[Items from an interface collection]
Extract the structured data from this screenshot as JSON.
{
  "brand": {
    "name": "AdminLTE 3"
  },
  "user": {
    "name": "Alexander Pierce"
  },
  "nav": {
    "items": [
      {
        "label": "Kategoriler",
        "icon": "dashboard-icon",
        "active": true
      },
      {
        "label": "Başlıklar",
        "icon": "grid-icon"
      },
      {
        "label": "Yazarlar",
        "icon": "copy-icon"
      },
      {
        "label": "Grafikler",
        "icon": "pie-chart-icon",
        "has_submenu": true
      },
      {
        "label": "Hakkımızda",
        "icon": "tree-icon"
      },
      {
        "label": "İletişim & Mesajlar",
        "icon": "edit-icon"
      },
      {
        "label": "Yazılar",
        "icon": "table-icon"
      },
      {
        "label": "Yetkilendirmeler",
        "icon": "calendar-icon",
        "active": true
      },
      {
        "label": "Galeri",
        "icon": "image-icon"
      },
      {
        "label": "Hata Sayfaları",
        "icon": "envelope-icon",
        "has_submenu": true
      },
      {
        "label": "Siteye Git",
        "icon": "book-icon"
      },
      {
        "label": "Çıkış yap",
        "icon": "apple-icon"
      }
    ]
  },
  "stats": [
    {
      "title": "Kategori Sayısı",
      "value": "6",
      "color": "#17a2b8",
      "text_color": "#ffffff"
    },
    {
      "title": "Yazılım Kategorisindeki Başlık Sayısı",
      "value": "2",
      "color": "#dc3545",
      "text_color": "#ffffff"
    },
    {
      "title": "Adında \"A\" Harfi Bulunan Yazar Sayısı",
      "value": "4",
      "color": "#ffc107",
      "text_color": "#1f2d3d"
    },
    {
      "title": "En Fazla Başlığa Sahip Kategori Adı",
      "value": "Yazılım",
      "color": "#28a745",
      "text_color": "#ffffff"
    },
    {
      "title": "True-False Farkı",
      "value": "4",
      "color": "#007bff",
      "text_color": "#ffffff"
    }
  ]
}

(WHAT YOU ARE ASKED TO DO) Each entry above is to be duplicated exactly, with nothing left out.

(SOLUTION FOR THIS EXERCISE)
Extract the structured data from this screenshot as JSON.
{
  "brand": {
    "name": "AdminLTE 3"
  },
  "user": {
    "name": "Alexander Pierce"
  },
  "nav": {
    "items": [
      {
        "label": "Kategoriler",
        "icon": "dashboard-icon",
        "active": true
      },
      {
        "label": "Başlıklar",
        "icon": "grid-icon"
      },
      {
        "label": "Yazarlar",
        "icon": "copy-icon"
      },
      {
        "label": "Grafikler",
        "icon": "pie-chart-icon",
        "has_submenu": true
      },
      {
        "label": "Hakkımızda",
        "icon": "tree-icon"
      },
      {
        "label": "İletişim & Mesajlar",
        "icon": "edit-icon"
      },
      {
        "label": "Yazılar",
        "icon": "table-icon"
      },
      {
        "label": "Yetkilendirmeler",
        "icon": "calendar-icon",
        "active": true
      },
      {
        "label": "Galeri",
        "icon": "image-icon"
      },
      {
        "label": "Hata Sayfaları",
        "icon": "envelope-icon",
        "has_submenu": true
      },
      {
        "label": "Siteye Git",
        "icon": "book-icon"
      },
      {
        "label": "Çıkış yap",
        "icon": "apple-icon"
      }
    ]
  },
  "stats": [
    {
      "title": "Kategori Sayısı",
      "value": "6",
      "color": "#17a2b8",
      "text_color": "#ffffff"
    },
    {
      "title": "Yazılım Kategorisindeki Başlık Sayısı",
      "value": "2",
      "color": "#dc3545",
      "text_color": "#ffffff"
    },
    {
      "title": "Adında \"A\" Harfi Bulunan Yazar Sayısı",
      "value": "4",
      "color": "#ffc107",
      "text_color": "#1f2d3d"
    },
    {
      "title": "En Fazla Başlığa Sahip Kategori Adı",
      "value": "Yazılım",
      "color": "#28a745",
      "text_color": "#ffffff"
    },
    {
      "title": "True-False Farkı",
      "value": "4",
      "color": "#007bff",
      "text_color": "#ffffff"
    }
  ]
}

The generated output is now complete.